Activity :: Locate each line in the records containing "Arrow". Copy it.

=== Begin Enclosure ===

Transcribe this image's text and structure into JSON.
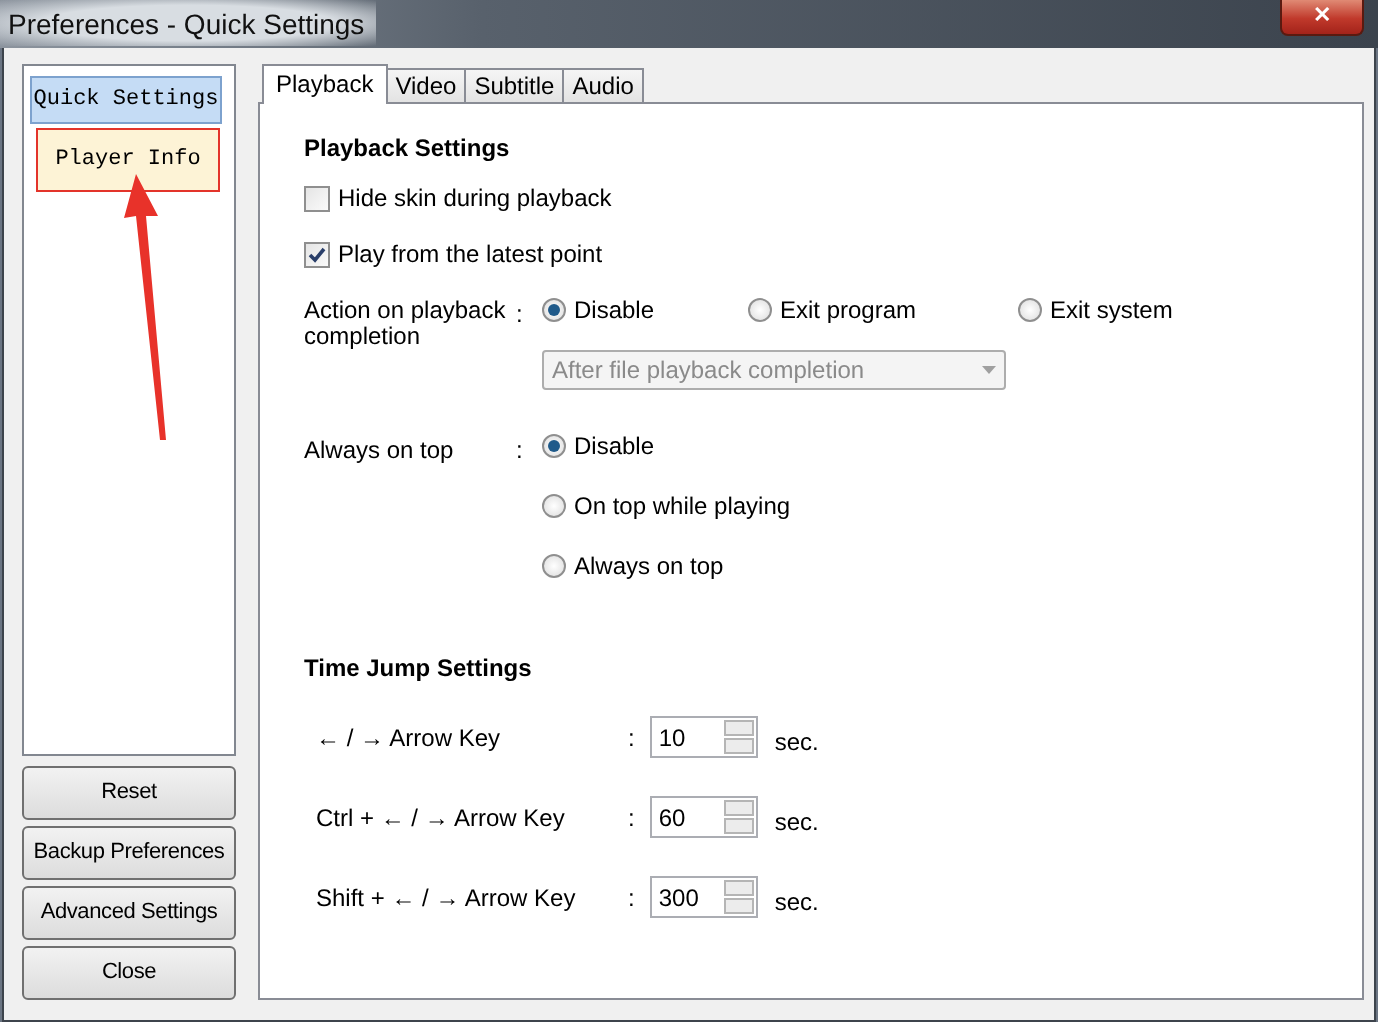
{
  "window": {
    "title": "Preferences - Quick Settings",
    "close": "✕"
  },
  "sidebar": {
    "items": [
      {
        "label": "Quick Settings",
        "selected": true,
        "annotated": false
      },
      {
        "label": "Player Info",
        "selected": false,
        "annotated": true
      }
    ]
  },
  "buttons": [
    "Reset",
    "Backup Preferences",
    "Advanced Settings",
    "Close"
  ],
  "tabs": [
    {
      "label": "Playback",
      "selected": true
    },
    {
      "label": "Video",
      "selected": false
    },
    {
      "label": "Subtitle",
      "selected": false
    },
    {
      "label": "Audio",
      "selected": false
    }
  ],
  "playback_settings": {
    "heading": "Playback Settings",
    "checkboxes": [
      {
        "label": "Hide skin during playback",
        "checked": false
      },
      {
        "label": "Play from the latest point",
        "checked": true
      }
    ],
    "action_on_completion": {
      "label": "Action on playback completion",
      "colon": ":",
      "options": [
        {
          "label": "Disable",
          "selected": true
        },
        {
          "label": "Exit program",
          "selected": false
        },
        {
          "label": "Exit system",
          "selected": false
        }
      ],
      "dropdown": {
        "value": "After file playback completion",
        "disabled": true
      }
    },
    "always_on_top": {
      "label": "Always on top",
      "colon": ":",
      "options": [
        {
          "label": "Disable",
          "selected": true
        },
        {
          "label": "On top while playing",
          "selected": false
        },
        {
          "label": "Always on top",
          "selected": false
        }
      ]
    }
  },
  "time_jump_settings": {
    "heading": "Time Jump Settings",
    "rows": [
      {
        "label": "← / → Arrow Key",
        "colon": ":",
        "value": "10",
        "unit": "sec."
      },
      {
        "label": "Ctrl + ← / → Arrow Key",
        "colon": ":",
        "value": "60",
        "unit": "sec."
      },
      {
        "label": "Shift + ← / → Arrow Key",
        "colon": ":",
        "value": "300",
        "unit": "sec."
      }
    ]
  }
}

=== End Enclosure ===

Answer to the problem ::
        "label": "← / → Arrow Key",
        "label": "Ctrl + ← / → Arrow Key",
        "label": "Shift + ← / → Arrow Key",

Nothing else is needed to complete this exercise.